(from left) At the media workshop today in Mauritius, Mr. Ritvik Neerbijn, Mauritania Broadcasting Corporation, Mr. Jatin Dindoyal and Mr, Fabrice Chelman of Mauritius Government Information Services, and Ms. Slviane Velvendron, Radio Plus
By Denis McClean
PORT LOUIS, Mauritius, 21 November, 2016 - A packed agenda awaits participants at this week’s 6th Africa Regional Platform which opens tomorrow and will be followed on Friday by the 5th High Level Meeting on Disaster Risk Reduction which is expected to conclude with the adoption of a plan for implementation of the Sendai Framework for Disaster Risk Reduction across Africa.
Some 800 people have registered to attend the three-day Regional Platform including 300 government representatives. It is the first opportunity for the region to meet since the Sendai Framework was adopted by UN Member States as the global plan for reducing disaster losses in March 2015.

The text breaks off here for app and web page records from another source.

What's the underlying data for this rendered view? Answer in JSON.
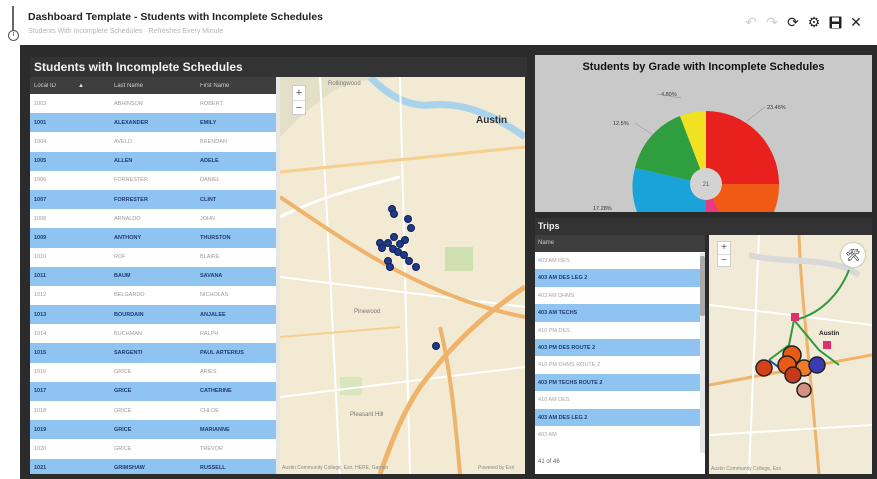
{
  "header": {
    "title": "Dashboard Template - Students with Incomplete Schedules",
    "subtitle": "Students With Incomplete Schedules · Refreshes Every Minute",
    "info_glyph": "i"
  },
  "toolbar": {
    "undo_icon": "↶",
    "redo_icon": "↷",
    "refresh_icon": "⟳",
    "settings_icon": "⚙",
    "save_icon": "💾",
    "close_icon": "✕"
  },
  "students_panel": {
    "title": "Students with Incomplete Schedules",
    "columns": [
      "Local ID",
      "Last Name",
      "First Name"
    ],
    "sort_icon": "▲",
    "rows": [
      {
        "id": "1003",
        "last": "Abhinson",
        "first": "Robert",
        "hl": false
      },
      {
        "id": "1001",
        "last": "Alexander",
        "first": "Emily",
        "hl": true
      },
      {
        "id": "1004",
        "last": "Avelo",
        "first": "Brendan",
        "hl": false
      },
      {
        "id": "1005",
        "last": "Allen",
        "first": "Adele",
        "hl": true
      },
      {
        "id": "1006",
        "last": "Forrester",
        "first": "Daniel",
        "hl": false
      },
      {
        "id": "1007",
        "last": "Forrester",
        "first": "Clint",
        "hl": true
      },
      {
        "id": "1008",
        "last": "Arnaldo",
        "first": "John",
        "hl": false
      },
      {
        "id": "1009",
        "last": "Anthony",
        "first": "Thurston",
        "hl": true
      },
      {
        "id": "1010",
        "last": "Rof",
        "first": "Blaire",
        "hl": false
      },
      {
        "id": "1011",
        "last": "Baum",
        "first": "Savana",
        "hl": true
      },
      {
        "id": "1012",
        "last": "Belgardo",
        "first": "Nicholas",
        "hl": false
      },
      {
        "id": "1013",
        "last": "Bourdain",
        "first": "Anjalee",
        "hl": true
      },
      {
        "id": "1014",
        "last": "Buchman",
        "first": "Ralph",
        "hl": false
      },
      {
        "id": "1015",
        "last": "Sargenti",
        "first": "Paul Arterius",
        "hl": true
      },
      {
        "id": "1016",
        "last": "Grice",
        "first": "Aries",
        "hl": false
      },
      {
        "id": "1017",
        "last": "Grice",
        "first": "Catherine",
        "hl": true
      },
      {
        "id": "1018",
        "last": "Grice",
        "first": "Chloe",
        "hl": false
      },
      {
        "id": "1019",
        "last": "Grice",
        "first": "Marianne",
        "hl": true
      },
      {
        "id": "1020",
        "last": "Grice",
        "first": "Trevor",
        "hl": false
      },
      {
        "id": "1021",
        "last": "Grimshaw",
        "first": "Russell",
        "hl": true
      }
    ]
  },
  "map1": {
    "city_label": "Austin",
    "place_labels": [
      "Rollingwood",
      "Pleasant Hill",
      "Pinewood"
    ],
    "zoom_in": "+",
    "zoom_out": "−",
    "attribution_left": "Austin Community College, Esri, HERE, Garmin",
    "attribution_right": "Powered by Esri",
    "marker_color": "#1f3a8a"
  },
  "pie_panel": {
    "title": "Students by Grade with Incomplete Schedules",
    "center_label": "21",
    "labels": [
      "4.80%",
      "12.5%",
      "17.28%",
      "23.46%"
    ],
    "colors": [
      "#e8201e",
      "#f05a14",
      "#e8387f",
      "#1aa3d9",
      "#2e9e3f",
      "#f0e220"
    ]
  },
  "trips_panel": {
    "title": "Trips",
    "column": "Name",
    "items": [
      {
        "label": "403 AM DES",
        "hl": false
      },
      {
        "label": "403 AM DES LEG 2",
        "hl": true
      },
      {
        "label": "403 AM DHMS",
        "hl": false
      },
      {
        "label": "403 AM TECHS",
        "hl": true
      },
      {
        "label": "410 PM DES",
        "hl": false
      },
      {
        "label": "403 PM DES ROUTE 2",
        "hl": true
      },
      {
        "label": "410 PM DHMS ROUTE 2",
        "hl": false
      },
      {
        "label": "403 PM TECHS ROUTE 2",
        "hl": true
      },
      {
        "label": "410 AM DES",
        "hl": false
      },
      {
        "label": "403 AM DES LEG 2",
        "hl": true
      },
      {
        "label": "403 AM",
        "hl": false
      }
    ],
    "count": "41 of 46",
    "tool_icon": "🛠",
    "city_label": "Austin",
    "attribution": "Austin Community College, Esri"
  }
}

In a pre-Platform briefing to the media today, the head of the UNISDR Regional Office for Africa, Mr. Amjad Abbashar, said the meeting would set the direction for disaster risk management across the region for the remaining years of the 2030 Sustainable Development Agenda.
The Regional Platform is expected to hear of commitments to substantially increase the number of countries with national disaster loss databases, currently standing at 18. This is vital to the region’s efforts to meet the key 2020 Sendai Framework deadline for a substantial increase in the number of national and local strategies for the reduction of disaster losses benchmarked against losses over previous years.

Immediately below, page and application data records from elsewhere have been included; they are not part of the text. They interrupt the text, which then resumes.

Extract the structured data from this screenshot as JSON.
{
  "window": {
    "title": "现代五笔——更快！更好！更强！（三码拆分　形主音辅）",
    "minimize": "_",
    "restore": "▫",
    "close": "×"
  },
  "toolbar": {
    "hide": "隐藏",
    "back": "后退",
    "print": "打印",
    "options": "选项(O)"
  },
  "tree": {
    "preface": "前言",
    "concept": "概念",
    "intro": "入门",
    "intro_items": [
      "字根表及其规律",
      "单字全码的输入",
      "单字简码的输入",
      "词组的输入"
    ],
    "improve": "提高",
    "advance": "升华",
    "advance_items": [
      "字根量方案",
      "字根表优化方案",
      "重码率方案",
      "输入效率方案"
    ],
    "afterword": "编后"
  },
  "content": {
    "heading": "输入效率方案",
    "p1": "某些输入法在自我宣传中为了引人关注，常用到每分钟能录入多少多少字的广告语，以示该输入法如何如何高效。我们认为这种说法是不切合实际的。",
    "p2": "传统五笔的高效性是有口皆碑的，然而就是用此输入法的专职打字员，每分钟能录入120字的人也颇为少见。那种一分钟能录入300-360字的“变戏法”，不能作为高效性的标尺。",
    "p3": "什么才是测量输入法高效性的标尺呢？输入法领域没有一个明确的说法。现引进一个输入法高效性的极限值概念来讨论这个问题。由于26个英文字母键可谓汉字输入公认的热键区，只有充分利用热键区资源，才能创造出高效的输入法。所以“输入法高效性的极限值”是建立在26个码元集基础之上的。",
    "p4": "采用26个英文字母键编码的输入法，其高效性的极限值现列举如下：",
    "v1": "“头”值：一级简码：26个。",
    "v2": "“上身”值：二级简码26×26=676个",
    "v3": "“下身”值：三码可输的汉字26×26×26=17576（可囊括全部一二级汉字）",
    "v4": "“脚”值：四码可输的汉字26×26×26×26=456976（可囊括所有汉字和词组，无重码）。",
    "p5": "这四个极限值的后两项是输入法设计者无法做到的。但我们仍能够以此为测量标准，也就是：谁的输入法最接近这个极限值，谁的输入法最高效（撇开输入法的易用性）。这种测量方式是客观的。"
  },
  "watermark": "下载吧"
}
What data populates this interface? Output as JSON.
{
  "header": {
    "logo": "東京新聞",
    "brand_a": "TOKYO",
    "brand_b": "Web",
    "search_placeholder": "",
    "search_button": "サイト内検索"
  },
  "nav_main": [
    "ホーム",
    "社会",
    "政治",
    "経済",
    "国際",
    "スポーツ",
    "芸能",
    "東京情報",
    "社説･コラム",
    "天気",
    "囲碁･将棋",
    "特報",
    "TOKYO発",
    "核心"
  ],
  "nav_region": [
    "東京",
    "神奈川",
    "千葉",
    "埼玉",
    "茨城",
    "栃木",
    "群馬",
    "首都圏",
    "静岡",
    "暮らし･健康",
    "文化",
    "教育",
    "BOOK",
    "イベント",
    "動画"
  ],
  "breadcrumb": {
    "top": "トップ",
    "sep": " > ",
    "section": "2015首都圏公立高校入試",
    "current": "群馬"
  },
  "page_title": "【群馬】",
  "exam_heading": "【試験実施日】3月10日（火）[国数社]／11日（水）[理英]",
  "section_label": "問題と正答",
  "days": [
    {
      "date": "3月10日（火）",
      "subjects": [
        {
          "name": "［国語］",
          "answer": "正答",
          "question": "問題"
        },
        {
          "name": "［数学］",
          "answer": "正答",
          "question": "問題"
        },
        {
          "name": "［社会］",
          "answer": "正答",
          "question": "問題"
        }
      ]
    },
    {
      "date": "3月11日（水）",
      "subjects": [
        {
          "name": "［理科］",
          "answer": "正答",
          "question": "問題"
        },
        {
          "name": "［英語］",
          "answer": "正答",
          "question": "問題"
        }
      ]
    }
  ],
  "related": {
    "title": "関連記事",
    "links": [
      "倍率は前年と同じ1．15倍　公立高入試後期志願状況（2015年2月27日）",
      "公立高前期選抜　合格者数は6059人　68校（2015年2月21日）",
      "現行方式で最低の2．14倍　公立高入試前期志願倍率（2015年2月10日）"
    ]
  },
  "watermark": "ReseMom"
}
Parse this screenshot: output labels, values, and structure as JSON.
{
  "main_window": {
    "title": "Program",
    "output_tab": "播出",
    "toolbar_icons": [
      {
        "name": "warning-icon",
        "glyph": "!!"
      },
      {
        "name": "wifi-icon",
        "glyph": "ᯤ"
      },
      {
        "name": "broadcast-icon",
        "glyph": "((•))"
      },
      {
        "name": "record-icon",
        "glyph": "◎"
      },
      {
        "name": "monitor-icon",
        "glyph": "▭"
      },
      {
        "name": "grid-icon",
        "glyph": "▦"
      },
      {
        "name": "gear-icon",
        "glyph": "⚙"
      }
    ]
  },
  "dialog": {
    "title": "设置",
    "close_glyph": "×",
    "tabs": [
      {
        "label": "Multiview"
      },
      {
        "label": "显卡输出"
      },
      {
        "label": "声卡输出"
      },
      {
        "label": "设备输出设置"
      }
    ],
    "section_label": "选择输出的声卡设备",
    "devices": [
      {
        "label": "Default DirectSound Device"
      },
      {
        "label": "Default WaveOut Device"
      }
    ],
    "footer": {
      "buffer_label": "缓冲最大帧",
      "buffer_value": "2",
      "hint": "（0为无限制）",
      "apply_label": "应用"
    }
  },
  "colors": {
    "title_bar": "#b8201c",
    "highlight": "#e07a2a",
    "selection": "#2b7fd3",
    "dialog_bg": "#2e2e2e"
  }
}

Full scale monitoring of the world’s global plan for reducing disaster losses will get underway in 2020 and best estimates indicate that just half of 193 UN Member States have half of the data required to start effectively measuring and monitoring their progress in meeting the seven global targets of the Sendai Framework for Disaster Risk Reduction.
Key targets include reducing disaster mortality, the numbers of people affected by disasters, economic losses and damage to critical infrastructure.

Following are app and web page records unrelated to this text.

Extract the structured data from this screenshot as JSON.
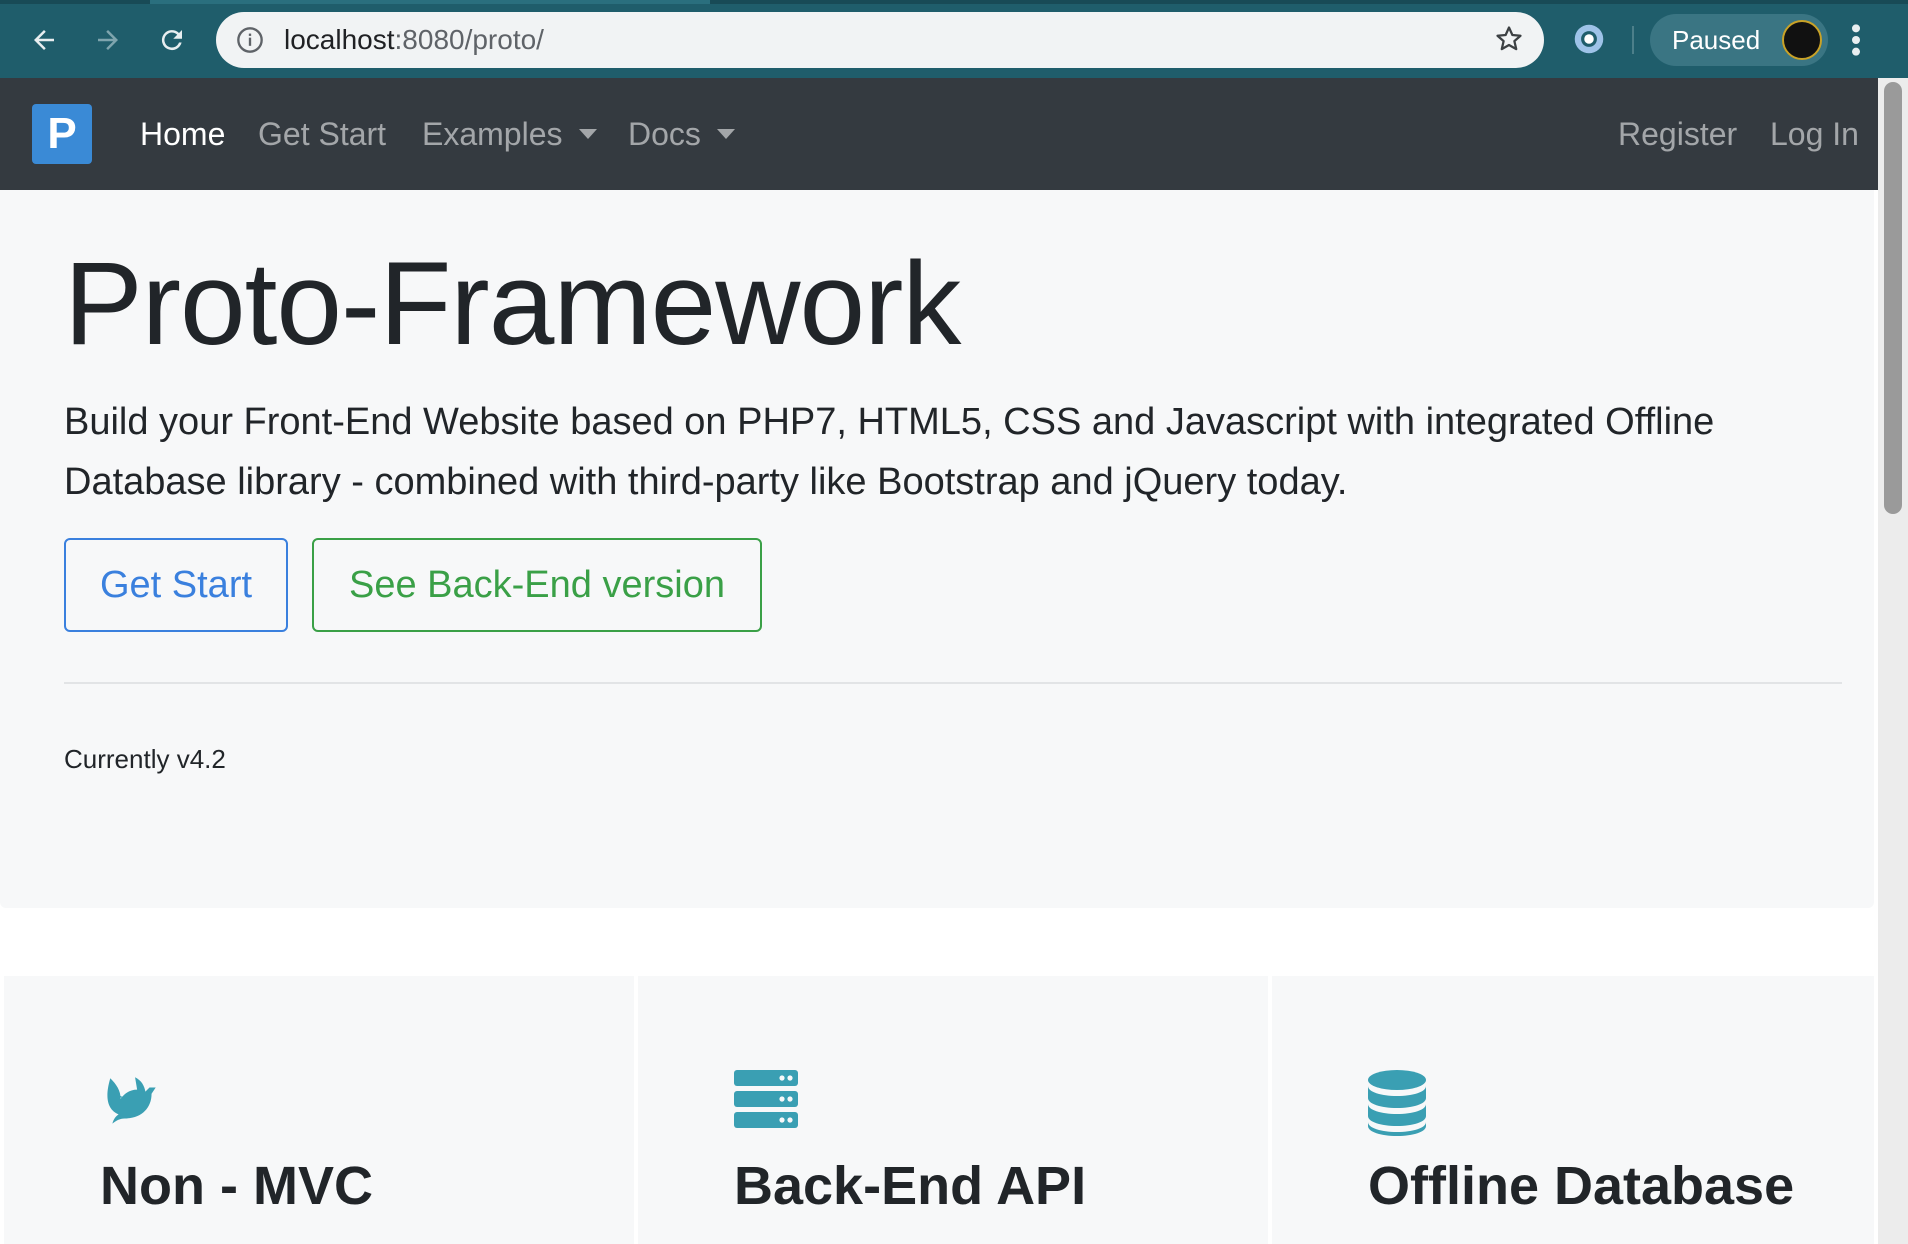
{
  "browser": {
    "url_host": "localhost",
    "url_rest": ":8080/proto/",
    "profile_status": "Paused"
  },
  "navbar": {
    "brand_letter": "P",
    "links": [
      {
        "label": "Home",
        "active": true
      },
      {
        "label": "Get Start"
      },
      {
        "label": "Examples",
        "dropdown": true
      },
      {
        "label": "Docs",
        "dropdown": true
      }
    ],
    "right_links": [
      {
        "label": "Register"
      },
      {
        "label": "Log In"
      }
    ]
  },
  "hero": {
    "title": "Proto-Framework",
    "lead": "Build your Front-End Website based on PHP7, HTML5, CSS and Javascript with integrated Offline Database library - combined with third-party like Bootstrap and jQuery today.",
    "primary_button": "Get Start",
    "secondary_button": "See Back-End version",
    "version_text": "Currently v4.2"
  },
  "features": [
    {
      "icon": "dove-icon",
      "title": "Non - MVC"
    },
    {
      "icon": "server-icon",
      "title": "Back-End API"
    },
    {
      "icon": "database-icon",
      "title": "Offline Database"
    }
  ],
  "colors": {
    "navbar_bg": "#343a40",
    "brand": "#3a8ad6",
    "primary": "#3a80de",
    "success": "#3aa047",
    "feature_icon": "#3a9fb3"
  }
}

Africa is the only region which is specifically mentioned in the Sendai Framework as meriting “special attention” and much of this is due to the impact that climate change is having across the region particularly in terms of the widespread impacts of drought as desertification continues to spread across many landlocked drylands at the heart of the continent.
In the pre-Platform build-up, the leading conservation group, the International Union for the Conservation of Nature (IUCN) convened a two day workshop to look at the role of eco-systems in disaster risk reduction.
IUCN brought together representatives from the Ministries of Environment and Disaster Management of at least 18 African countries, scientists and practitioners, and the meeting provided a discussion platform for participants to share their experiences with nature as a solution for Disaster Risk Reduction, identify opportunities and needs to scale-up the approach.
Together the participants agreed that Eco-DRR is a necessary approach for risk reduction and the importance of strengthening national and local capacities for risk and vulnerability assessments that recognise the importance of ecosystems was highlighted.
At the same there was a briefing on disaster risk reduction for journalists led by DIRAJ, Disaster Risk Reduction Network of African Journalists, led by DIRAJ Secretary-General, Mr. David Owino, who said he hoped that a chapter of DIRAJ would be established in Mauritius.
Journalists attending the Regional Platform are due to issue their own statement of commitment to supporting the implementation of the Sendai Framework which recognises them as an important stakeholder group.
The official opening tomorrow afternoon will be preceded by a wide range of consultations among Africa’s Regional Economic Communities, parliamentarians, local authorities, NGOs, the private sector, women, science and technology, children and youth, and media.